* _WHAT TO PRODUCE_: For the listing below, show each line that includes the string "image".

************

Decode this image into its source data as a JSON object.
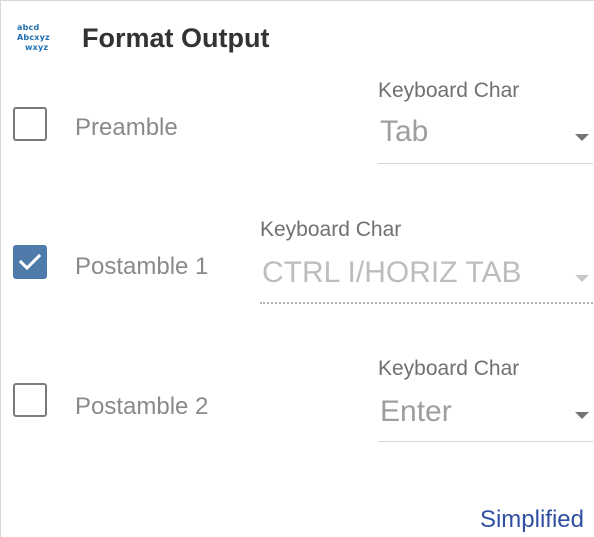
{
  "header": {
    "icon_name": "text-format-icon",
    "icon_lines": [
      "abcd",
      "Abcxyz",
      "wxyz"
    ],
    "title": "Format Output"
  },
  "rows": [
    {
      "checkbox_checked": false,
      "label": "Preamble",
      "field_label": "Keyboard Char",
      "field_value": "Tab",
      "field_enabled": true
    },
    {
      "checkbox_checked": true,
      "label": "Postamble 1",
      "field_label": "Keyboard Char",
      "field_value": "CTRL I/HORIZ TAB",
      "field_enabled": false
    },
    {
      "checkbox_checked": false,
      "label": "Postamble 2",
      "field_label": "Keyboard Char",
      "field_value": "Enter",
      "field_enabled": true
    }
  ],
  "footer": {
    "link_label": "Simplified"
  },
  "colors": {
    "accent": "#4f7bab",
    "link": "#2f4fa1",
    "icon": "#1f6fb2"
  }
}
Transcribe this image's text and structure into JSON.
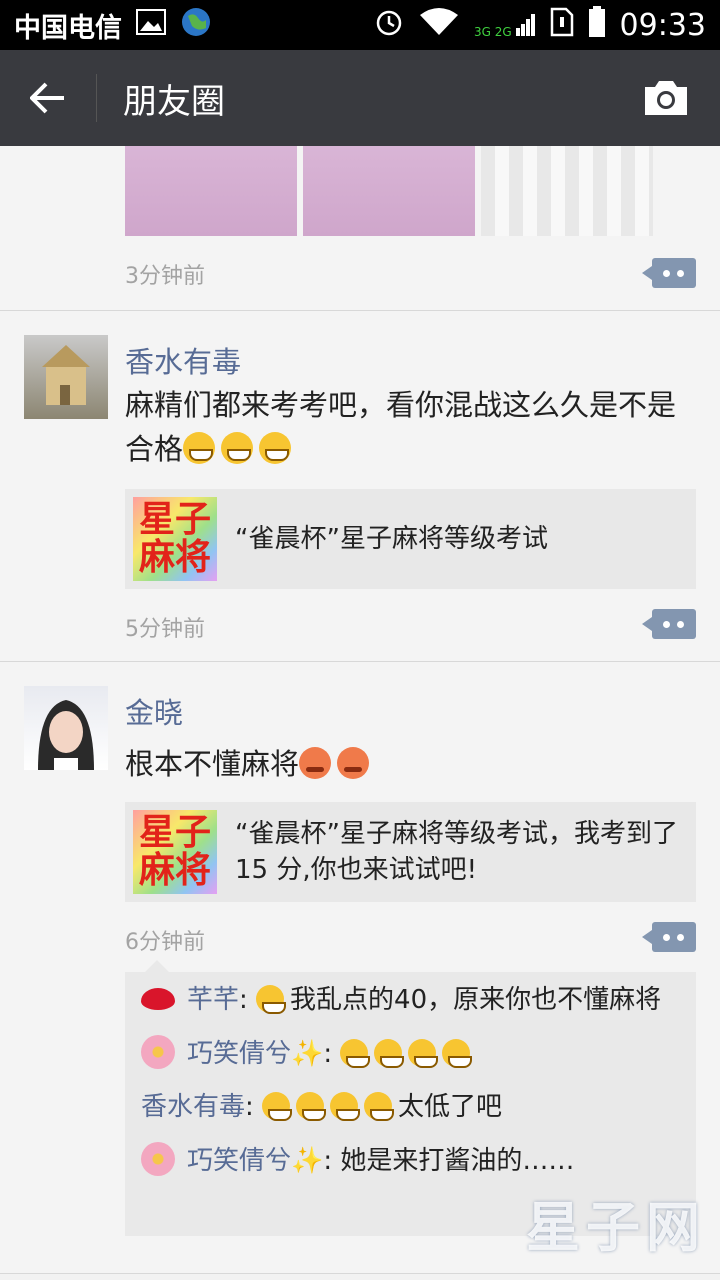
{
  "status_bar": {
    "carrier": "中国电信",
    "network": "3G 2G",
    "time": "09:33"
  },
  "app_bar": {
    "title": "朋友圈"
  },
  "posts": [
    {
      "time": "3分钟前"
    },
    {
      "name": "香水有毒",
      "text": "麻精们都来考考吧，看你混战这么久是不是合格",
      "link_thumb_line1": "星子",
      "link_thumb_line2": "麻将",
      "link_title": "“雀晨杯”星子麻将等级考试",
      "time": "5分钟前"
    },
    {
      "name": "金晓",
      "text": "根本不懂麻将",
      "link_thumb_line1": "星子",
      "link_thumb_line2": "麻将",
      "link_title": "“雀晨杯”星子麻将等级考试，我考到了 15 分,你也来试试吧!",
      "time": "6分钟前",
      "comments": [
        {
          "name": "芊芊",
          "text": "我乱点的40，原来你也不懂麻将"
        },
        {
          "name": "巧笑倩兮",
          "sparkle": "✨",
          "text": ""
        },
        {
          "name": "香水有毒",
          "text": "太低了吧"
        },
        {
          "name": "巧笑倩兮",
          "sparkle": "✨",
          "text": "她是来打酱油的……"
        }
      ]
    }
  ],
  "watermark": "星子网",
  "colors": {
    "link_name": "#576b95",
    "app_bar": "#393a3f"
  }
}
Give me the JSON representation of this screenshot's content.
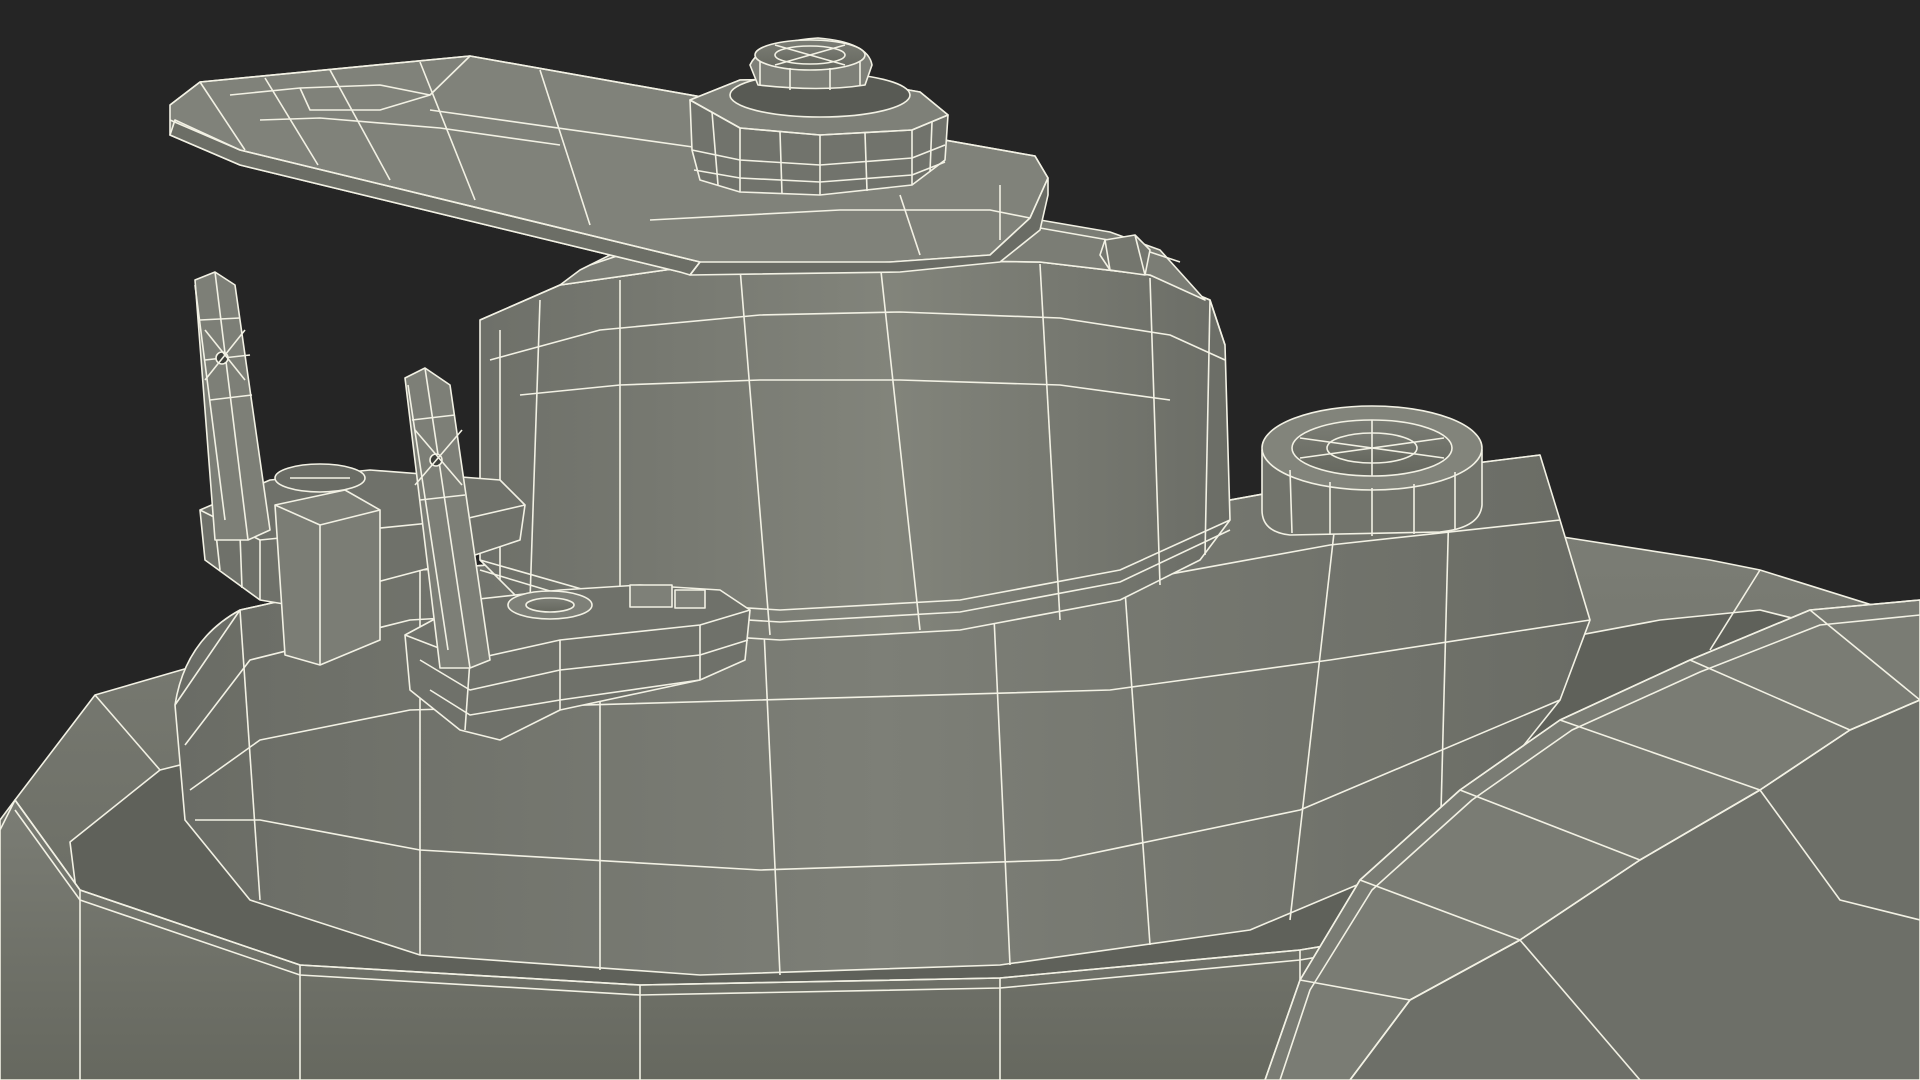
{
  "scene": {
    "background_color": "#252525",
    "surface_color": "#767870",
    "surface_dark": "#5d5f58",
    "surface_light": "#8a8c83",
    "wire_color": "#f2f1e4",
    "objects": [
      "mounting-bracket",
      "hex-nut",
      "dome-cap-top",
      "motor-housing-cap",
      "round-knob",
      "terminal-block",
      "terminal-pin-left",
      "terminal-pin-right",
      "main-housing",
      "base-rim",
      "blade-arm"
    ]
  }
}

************

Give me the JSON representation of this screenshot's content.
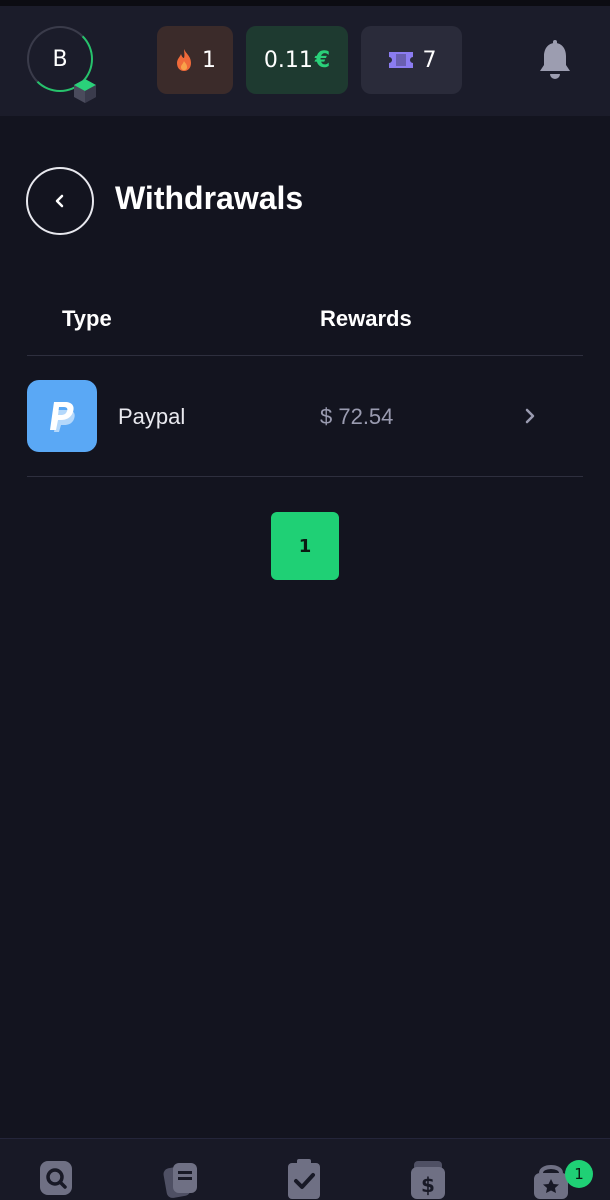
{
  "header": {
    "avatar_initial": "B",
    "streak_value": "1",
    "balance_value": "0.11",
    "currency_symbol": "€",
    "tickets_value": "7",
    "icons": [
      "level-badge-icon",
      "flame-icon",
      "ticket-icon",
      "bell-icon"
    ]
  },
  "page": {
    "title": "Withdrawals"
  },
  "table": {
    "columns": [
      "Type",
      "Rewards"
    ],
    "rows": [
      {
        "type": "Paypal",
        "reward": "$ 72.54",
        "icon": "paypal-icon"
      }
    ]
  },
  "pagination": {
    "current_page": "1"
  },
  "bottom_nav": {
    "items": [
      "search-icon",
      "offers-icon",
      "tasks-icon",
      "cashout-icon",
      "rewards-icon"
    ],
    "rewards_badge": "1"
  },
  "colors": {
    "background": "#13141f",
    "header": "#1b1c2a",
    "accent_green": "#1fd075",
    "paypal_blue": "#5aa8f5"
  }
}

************

* _EXERCISE SOLUTION_:
Decode this image into its source data as a JSON object.
Transcribe this image's text and structure into JSON.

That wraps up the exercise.